World Mosquito Program is a non-profit initiative that works with local communities in order to reduce the spread of mosquito-borne diseases. The World Mosquito Program (WMP) uses spatial analysis and machine learning technology to operate.
Analysis of Sanitation and health facilities
Spatial analysis can be used to map areas with direct access to sanitation facilities. You can map wastewater collection systems, pumping stations, and waste treatment plants in geography. These data can be used to identify the population who has access to such services. The data can also be used by the authorities to plan and implement new sanitation services in communities where necessary.
GIS systems can also be used by authorities to map out health facilities, such as hospitals and clinics. Data can be used to identify populations that do not have access to these services. According to the requirements, authorities can plan healthcare programs using spatial maps.
Map vaccination stats
COVID-19 has been a major challenge for the healthcare industry, especially in the United States, because the only solution to this pandemic was vaccination. How can one track such vaccination programs effectively? GIS technology can help governments handle this situation. Spatial analysis can be used to track vaccine distribution and ensure uniform coverage in localities. Spatial analysis is therefore crucial to large-scale vaccination campaigns.
3. Agriculture and farming
Spatial analysis is used in agriculture for crop monitoring, crop yield prediction, soil analysis, and more.
Each use case will be examined in more detail.
Multiple variables, including soil nutrients, sunlight, and climate, work together to produce crop productivity. These factors differ across geographic regions. Remote sensing data can be used to improve crop monitoring. It helps to track crop performance and distribution as well as environmental variations which affect crop yield.
Predict crop production
Crop production has been severely affected by climate change. Satellite-gathered images reveal weather information (wind, temperature, and air pressure), along with soil conditions, which can be used to better predict crop yields. Satellite imagery can also be used to determine the likelihood of pest attacks. All these factors, when combined, can be used to determine the best time to harvest crops and perform other related processes.
Monitor farm animal
The importance of farm animals in an agricultural setting cannot be overstated. Spatial analysis can monitor cattle that are moving freely. Research on livestock has also shown that these animals produce methane which is the cause of global warming. In addition, livestock contaminates soils by releasing nitrogen. The soil mixes with rivers and other water bodies, causing them to be polluted. GIS tools can be used to analyze the environmental impact of livestock movement.
Soil nutrient analysis

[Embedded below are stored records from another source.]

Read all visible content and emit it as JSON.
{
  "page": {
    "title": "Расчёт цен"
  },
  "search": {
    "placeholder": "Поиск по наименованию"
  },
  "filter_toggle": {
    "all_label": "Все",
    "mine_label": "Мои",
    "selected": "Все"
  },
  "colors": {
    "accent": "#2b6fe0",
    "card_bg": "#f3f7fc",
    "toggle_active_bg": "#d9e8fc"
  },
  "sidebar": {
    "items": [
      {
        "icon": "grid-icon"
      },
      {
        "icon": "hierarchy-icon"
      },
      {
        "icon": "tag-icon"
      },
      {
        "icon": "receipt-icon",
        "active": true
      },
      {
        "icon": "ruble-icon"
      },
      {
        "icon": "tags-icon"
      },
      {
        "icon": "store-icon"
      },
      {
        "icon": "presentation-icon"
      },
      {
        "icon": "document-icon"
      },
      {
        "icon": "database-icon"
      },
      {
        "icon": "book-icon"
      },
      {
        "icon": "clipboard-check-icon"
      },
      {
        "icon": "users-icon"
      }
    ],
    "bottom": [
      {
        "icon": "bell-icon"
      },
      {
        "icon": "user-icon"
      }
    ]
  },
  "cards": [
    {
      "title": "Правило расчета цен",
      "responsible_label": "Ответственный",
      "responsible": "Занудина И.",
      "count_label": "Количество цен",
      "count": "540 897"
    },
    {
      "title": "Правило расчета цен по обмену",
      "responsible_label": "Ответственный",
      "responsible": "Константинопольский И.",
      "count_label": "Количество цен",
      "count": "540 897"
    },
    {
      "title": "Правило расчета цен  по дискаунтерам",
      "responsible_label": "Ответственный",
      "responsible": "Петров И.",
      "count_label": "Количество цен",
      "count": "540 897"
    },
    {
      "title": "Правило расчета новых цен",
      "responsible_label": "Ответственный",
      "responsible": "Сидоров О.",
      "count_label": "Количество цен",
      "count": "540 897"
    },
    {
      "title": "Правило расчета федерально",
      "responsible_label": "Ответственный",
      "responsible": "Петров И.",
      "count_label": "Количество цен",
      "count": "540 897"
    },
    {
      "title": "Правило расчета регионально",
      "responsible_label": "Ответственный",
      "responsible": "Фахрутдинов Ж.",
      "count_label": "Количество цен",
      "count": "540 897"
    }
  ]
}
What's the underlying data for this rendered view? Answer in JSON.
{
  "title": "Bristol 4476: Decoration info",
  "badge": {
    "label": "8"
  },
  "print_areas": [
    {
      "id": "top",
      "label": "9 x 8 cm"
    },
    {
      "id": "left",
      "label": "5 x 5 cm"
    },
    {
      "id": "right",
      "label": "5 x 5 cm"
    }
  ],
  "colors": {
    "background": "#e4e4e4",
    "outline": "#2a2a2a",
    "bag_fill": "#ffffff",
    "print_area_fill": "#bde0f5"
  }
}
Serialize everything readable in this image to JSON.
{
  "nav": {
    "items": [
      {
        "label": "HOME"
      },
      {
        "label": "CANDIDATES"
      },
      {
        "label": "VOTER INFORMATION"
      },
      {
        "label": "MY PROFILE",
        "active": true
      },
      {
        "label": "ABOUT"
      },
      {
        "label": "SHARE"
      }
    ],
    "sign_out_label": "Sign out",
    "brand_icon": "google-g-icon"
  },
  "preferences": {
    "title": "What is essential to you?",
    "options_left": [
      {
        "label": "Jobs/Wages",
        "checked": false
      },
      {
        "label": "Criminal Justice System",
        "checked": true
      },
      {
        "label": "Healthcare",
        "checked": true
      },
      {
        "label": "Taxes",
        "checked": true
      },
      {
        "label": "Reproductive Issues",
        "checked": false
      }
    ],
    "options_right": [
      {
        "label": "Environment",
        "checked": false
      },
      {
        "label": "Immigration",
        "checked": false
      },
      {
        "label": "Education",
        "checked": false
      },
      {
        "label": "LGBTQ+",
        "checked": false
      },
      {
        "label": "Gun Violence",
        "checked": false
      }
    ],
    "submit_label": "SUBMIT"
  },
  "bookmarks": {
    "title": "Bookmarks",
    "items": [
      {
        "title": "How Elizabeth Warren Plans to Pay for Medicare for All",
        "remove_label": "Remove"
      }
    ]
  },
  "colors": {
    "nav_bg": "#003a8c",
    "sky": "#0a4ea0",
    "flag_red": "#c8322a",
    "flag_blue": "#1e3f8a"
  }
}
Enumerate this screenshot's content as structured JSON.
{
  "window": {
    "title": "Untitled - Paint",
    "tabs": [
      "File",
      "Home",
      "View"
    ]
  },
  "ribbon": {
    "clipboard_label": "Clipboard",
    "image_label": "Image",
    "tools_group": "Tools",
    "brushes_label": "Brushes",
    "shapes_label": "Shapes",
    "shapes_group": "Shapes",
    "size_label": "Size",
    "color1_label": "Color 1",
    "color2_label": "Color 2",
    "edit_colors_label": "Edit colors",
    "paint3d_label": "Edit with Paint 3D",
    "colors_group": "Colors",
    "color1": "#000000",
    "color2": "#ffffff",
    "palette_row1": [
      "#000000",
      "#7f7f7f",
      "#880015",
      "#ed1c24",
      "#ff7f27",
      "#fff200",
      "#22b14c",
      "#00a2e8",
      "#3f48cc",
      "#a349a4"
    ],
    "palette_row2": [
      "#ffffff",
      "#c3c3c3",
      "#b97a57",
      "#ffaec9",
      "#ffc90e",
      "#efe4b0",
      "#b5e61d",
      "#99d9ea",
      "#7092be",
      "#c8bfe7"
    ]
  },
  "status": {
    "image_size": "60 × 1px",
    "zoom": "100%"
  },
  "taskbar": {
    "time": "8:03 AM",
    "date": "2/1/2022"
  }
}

To achieve a successful farming process, soil nutrients are essential. Farm monitoring is now easy with GPS and spatial analysis tools. Soil experts are able to analyze spatial data to determine soil characteristics, such as pH and nitrogen content. Geospatial analyses, in conjunction with interpolation techniques such as linear interpolation, can help determine unknown values within known values. This reveals the spatial variability of soil features.
This information enables authorities to put into practice practices that help restore soil nutrients. Farmers can plan to add fertilizers to the soil based on their nutritional value.
Spatial analysis is now a part of many industries, such as healthcare, banking, forestry and supply chain management, government and nongovernmental institutes, and others. State and national agencies use complex spatial algorithms to analyze geographical information and plan strategies for implementing programs. This data-backed approach also ensures the success of such programs, which is crucial when they relate to public welfare.
The spatial analysis technology allows organizations to create fixed plans which optimize their finances and benefit all.